“This offer is for app users only”
Creating an app is a go-to branding strategy that aims at integrated digital marketing. For a digital marketing strategy to work, there must be integration of exclusive and personalized content, something that an app can do. Among the reasons users download an app is to get exclusive offers, discounts, and be in the know of perks and promos. This is especially for people who shop online or make orders online. Take this study by the Food Marketing Institute about digital grocery commerce: according to the research, the most important grocery functions that users look for are ones that give exclusive discounts, can track loyalty points and incentives, and proactive identification of coupons and sale offers. Most retail stores, restaurants, and even lifestyle businesses like travel have mobile apps. Find out if they reward users with exclusive deals.
Look for in-app personalization
Smartphones are incredibly personal devices that seem to connect all disparate points of our life. That is why when we seem to have misplaced or lost it, it almost feels like we lost a limb or something. So when you download an app, make sure that it is personalized in a manner that it becomes part of your life. This makes you want to open it more. Virtual possibilities for personalization are endless — welcoming a user on a first name basis, personalization options, personalized notifications, and basically, control. Most apps are like a music album, there are fillers you don’t like, thus the birth of the “playlist.” So choose an app that you can custom-fit to what you want so that it feels more “you.” Pinterest, for example, allows you to pick categories you care about so it makes browsing easier and more relevant.
Mobile marketers work hard to segment their audience. This adds value to their business and their brand. So chances are there is an app out there that is actually close to what you want and need. For example, you are a soon-to-be bride who lives in the US and you want to download an app to help you prepare for the big day — check list, suppliers, designers, inspirations. If you download an app created for the London market then take out suppliers and designers out of that list (unless of course you want to ship the gown from London without fitting). Apps for event planning, travel, and retail, it is best to go local.
The fun factor
Fun and the level of enjoyment make everything worth it, in life or in app. You must be able to enjoy an app or else your relationship is doomed. An app, whatever primary purpose it may serve, should be fun to be with.
There is no use arguing with statistics. It is true that the future of the web is mobile. Research analysts from IDC estimate that with over 470 million smartphones set to be shipped this year by manufacturers, nearly a billion people will own one by 2015. As a result, app downloads are expected to reach 183 billion within four years.

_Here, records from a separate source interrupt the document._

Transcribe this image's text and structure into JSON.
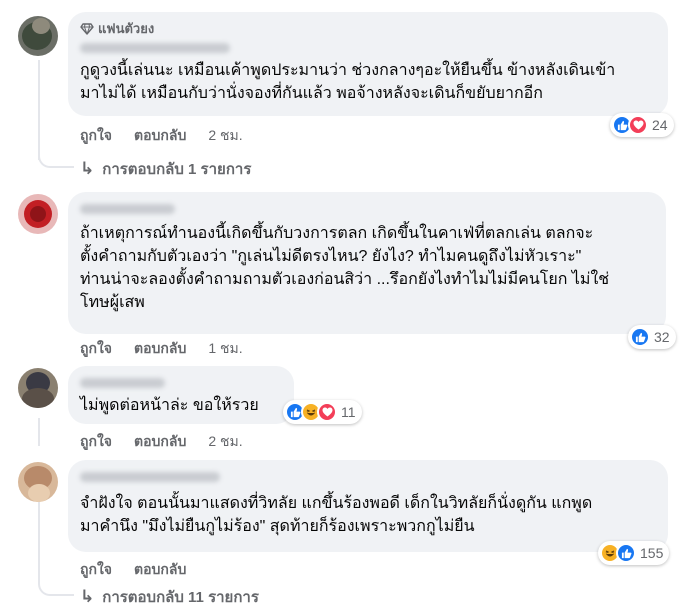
{
  "comments": [
    {
      "badge": "แฟนตัวยง",
      "text": "กูดูวงนี้เล่นนะ เหมือนเค้าพูดประมานว่า ช่วงกลางๆอะให้ยืนขึ้น ข้างหลังเดินเข้า\nมาไม่ได้ เหมือนกับว่านั่งจองที่กันแล้ว พอจ้างหลังจะเดินก็ขยับยากอีก",
      "like_label": "ถูกใจ",
      "reply_label": "ตอบกลับ",
      "time": "2 ชม.",
      "reactions": [
        "like",
        "love"
      ],
      "reaction_count": "24",
      "replies_label": "การตอบกลับ 1 รายการ"
    },
    {
      "text": "ถ้าเหตุการณ์ทำนองนี้เกิดขึ้นกับวงการตลก เกิดขึ้นในคาเฟ่ที่ตลกเล่น ตลกจะ\nตั้งคำถามกับตัวเองว่า \"กูเล่นไม่ดีตรงไหน? ยังไง? ทำไมคนดูถึงไม่หัวเราะ\"\nท่านน่าจะลองตั้งคำถามถามตัวเองก่อนสิว่า ...รึอกยังไงทำไมไม่มีคนโยก ไม่ใช่\nโทษผู้เสพ",
      "like_label": "ถูกใจ",
      "reply_label": "ตอบกลับ",
      "time": "1 ชม.",
      "reactions": [
        "like"
      ],
      "reaction_count": "32"
    },
    {
      "text": "ไม่พูดต่อหน้าล่ะ ขอให้รวย",
      "like_label": "ถูกใจ",
      "reply_label": "ตอบกลับ",
      "time": "2 ชม.",
      "reactions": [
        "like",
        "haha",
        "love"
      ],
      "reaction_count": "11"
    },
    {
      "text": "จำฝังใจ ตอนนั้นมาแสดงที่วิทลัย แกขึ้นร้องพอดี เด็กในวิทลัยก็นั่งดูกัน แกพูด\nมาคำนึง \"มึงไม่ยืนกูไม่ร้อง\" สุดท้ายก็ร้องเพราะพวกกูไม่ยืน",
      "like_label": "ถูกใจ",
      "reply_label": "ตอบกลับ",
      "time": "",
      "reactions": [
        "haha",
        "like"
      ],
      "reaction_count": "155",
      "replies_label": "การตอบกลับ 11 รายการ"
    }
  ],
  "colors": {
    "bubble_bg": "#f0f2f5",
    "secondary_text": "#65676b",
    "like_blue": "#1877f2",
    "love_red": "#f33e58",
    "haha_yellow": "#f7b125"
  }
}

So expect to be bombarded with apps that promise everything but do nothing. Be wise when you choose an app, just like your most cherished treasures, it must be something you can’t live without.